Policy Considerations for Faculty Governance


Dear colleagues,

As our campus makes major changes to adapt to the public health threat of coronavirus, we are inspired by the way our members are coming together to support each other and our students. We want to keep you included in the discussions about issues that affect faculty, staff, and students.

First and foremost, we are concerned about your health and that of your loved ones. Our hearts go out to the many members of the UMass community who have already been affected by COVID-19. We recognize the great stress that our colleagues and students from China, Iran, Italy, South Korea and other affected countries have been facing in recent weeks. Many in our community are worried about their loved ones and uncertain as to when they will be able to return home.  Please know that we are thinking of you and we will support you in any way we can.

The Chancellor has suspended in-person classes through April 3 at least.  We do not believe that the situation will be significantly better by April 3, and so we recommend that faculty prepare now to teach remotely for the remainder of this semester.

MSP is distinguishing between “remote” teaching and learning, on the one hand, and “online education” on the other.  Current circumstances require that we move our teaching to remote systems now.  We cannot expect faculty to make the shift to online education in a week or two; teaching online well requires substantial time and support to develop, skills, create pedagogically sound activities and assessments, and build the course,  What we are doing now, in response to a public health crisis, is shifting to a “remote” model so that our students can finish the semester.  MSP is committed to ensuring that any changes happening now are considered temporary responses to a crisis situation, not “the new normal.”

Some of you have extensive experience with teaching online, while others have none.  Some courses are effective in online formats, while others — art studios, lab courses, clinical teaching — are difficult if not impossible.  Given the tight timeframe, we should keep our expectations realistic.  To teach remotely, you need to be able to do three basic things:

— a way to contact your students
— a way to exchange files with your students
— a way to assess your students’ work

We can assure you that all of the protections of the MSP contract remain in effect.  The MSP contract protects our intellectual property whether we post materials online or teach in person, and we have specific language in the contract to protect remote teaching.

MSP members have many questions for the administration about support for remote education, and about the labor that will be required as we adapt to new systems this spring.  We are making the following recommendations:

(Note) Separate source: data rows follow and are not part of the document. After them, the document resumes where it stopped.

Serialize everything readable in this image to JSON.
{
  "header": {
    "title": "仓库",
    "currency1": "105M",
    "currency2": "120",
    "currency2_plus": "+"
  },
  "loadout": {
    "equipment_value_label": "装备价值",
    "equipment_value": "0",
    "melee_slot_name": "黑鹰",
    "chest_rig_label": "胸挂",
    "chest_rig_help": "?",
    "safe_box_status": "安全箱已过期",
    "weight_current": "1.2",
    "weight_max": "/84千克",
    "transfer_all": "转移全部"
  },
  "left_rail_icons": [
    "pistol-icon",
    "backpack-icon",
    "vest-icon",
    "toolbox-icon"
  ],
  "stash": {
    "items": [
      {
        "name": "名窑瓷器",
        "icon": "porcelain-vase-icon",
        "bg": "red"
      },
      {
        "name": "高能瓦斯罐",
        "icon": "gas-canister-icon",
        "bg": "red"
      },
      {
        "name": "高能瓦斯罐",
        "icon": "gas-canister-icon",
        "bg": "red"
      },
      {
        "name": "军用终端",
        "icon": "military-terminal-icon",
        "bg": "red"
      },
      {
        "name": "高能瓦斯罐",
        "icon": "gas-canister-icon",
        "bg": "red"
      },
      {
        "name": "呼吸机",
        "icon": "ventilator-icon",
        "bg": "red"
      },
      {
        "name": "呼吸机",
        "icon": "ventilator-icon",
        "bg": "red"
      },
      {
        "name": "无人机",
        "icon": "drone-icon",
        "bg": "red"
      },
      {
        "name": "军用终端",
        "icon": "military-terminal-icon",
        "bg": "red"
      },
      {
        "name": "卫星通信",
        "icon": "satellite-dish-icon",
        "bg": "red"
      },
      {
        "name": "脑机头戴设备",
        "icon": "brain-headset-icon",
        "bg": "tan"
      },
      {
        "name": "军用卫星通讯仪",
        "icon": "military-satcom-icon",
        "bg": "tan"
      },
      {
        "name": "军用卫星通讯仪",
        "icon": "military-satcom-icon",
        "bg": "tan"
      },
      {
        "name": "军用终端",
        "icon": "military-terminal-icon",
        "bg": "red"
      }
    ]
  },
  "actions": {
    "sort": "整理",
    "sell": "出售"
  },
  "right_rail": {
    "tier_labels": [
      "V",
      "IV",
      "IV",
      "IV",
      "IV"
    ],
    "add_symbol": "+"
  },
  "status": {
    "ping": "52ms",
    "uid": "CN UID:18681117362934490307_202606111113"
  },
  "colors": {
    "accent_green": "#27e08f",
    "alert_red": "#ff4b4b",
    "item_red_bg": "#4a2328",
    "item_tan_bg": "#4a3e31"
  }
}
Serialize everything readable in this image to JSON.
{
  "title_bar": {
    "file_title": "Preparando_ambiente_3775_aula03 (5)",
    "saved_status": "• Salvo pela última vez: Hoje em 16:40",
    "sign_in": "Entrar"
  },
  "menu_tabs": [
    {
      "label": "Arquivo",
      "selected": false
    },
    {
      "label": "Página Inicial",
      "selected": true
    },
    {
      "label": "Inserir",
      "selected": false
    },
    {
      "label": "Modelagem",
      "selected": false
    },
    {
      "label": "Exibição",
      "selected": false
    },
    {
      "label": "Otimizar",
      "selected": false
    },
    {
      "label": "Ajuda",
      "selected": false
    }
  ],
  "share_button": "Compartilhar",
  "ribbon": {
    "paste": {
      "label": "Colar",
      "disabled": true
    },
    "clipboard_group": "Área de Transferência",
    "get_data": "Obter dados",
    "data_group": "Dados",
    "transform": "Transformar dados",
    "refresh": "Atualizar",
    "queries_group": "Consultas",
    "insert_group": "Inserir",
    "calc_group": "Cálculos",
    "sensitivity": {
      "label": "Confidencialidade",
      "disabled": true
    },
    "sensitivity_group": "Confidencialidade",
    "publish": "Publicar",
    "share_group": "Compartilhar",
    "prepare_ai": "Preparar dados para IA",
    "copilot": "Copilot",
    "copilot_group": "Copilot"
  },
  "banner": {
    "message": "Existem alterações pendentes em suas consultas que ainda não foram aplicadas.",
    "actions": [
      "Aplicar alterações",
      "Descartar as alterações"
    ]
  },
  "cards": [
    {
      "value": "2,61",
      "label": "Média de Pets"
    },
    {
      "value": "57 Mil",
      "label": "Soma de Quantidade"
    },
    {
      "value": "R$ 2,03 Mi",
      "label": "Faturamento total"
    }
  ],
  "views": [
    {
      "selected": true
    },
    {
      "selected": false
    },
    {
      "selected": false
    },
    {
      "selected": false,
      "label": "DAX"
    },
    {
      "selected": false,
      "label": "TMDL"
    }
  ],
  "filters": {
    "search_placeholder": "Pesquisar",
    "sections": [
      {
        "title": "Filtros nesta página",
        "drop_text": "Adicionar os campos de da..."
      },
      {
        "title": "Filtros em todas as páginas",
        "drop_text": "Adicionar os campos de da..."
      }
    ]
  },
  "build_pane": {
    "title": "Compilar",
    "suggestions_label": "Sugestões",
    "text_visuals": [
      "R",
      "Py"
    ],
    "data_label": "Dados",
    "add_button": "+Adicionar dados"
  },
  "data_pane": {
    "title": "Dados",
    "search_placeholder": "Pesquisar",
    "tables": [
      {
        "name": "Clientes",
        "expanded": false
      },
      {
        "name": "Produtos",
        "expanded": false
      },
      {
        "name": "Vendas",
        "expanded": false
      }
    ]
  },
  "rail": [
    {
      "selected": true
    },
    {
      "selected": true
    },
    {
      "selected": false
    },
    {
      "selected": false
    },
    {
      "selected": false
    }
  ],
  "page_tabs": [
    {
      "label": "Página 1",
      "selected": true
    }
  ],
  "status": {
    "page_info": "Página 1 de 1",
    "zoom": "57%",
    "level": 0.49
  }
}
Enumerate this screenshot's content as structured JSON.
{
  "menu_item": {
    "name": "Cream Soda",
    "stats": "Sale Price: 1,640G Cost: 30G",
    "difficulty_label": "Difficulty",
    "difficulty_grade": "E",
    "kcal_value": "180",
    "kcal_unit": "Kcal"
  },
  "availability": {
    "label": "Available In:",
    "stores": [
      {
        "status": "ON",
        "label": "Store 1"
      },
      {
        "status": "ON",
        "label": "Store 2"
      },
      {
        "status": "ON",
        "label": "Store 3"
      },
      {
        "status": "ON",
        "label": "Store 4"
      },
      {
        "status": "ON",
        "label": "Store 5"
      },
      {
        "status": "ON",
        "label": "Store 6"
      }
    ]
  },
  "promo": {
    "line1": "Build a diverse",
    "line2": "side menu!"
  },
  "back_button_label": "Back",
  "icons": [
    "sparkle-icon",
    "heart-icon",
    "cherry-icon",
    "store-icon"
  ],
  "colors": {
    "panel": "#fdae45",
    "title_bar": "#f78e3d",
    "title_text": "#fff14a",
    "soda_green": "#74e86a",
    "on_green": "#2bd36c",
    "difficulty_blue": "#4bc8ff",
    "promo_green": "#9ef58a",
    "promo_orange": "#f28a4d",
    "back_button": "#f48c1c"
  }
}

  • Spring break should be extended for an additional week, to continue through March 27, to give faculty, librarians, and IT staff a chance to prepare for remote learning.
  • The administration must provide easily accessible resources to assist faculty with the transition to remote teaching.  This includes help with Moodle, Blackboard, Zoom, and other technologies; hardware support, including laptops and microphones; examples of how to teach different types of classes effectively, and how to adapt assessments such as exams.
  • FMLA (Family and Medical Leave Act), Sick Leave Bank, and other sick-leave provisions of the MSP contract will remain available to faculty who are sick or are caring for children or household members.  As more K-12 schools close, many faculty and staff will be responsible for caring for children and/or sick household members, and will need workloads adjusted accordingly.
  • Faculty and librarians should get credit for our additional efforts this semester, as we do the work to create remote teaching and learning systems, including covering other colleagues’ work if necessary.
  • Faculty and librarian evaluations must acknowledge the unusual circumstances this year.  No one can be penalized for canceled conferences, work that is suspended for public health reasons, or teaching evaluations that may be adversely affected.  Faculty and librarians should be assured that these disruptions will not affect their evaluations, tenure, or promotion decisions now or in the future.
  • We are in solidarity with staff (professional staff, classified staff, maintenance and food service staff), graduate and undergraduate employees, and other workers on campus.  As many staff as possible should have the option to work from home.  Vulnerable populations should be especially protected, and no staff should be penalized for working from home.
  • Faculty and librarians should be encouraged to pursue professional development in any way that works for them.  Travel that must be canceled will be fully reimbursed, and professional development funds can be spent on webinars or other opportunities that do not involve travel.

We have heard from numerous faculty and librarians, and we share their concerns:

  • Will UMass IT systems be equipped to handle the traffic as thousands of students and faculty use online systems?
  • Will IT staff and other campus resources have the capacity to answer our questions, provide resources, and handle support needs?
  • How will we support students, faculty, and staff whose computer and internet access is insufficient?
  • How will we take care of students who cannot go home or do not have access to adequate food and housing?  If public schools close, how can UMass support families in the community?

We met with the other staff unions and administrators this afternoon, and we hope to get answers to our many questions soon.  As always, we work in solidarity to advocate for our students, faculty, staff, and community.  Our world faces many challenges, but we are in this together, and together we are strong.

In solidarity,
Eve Weinbaum for the MSP Executive Board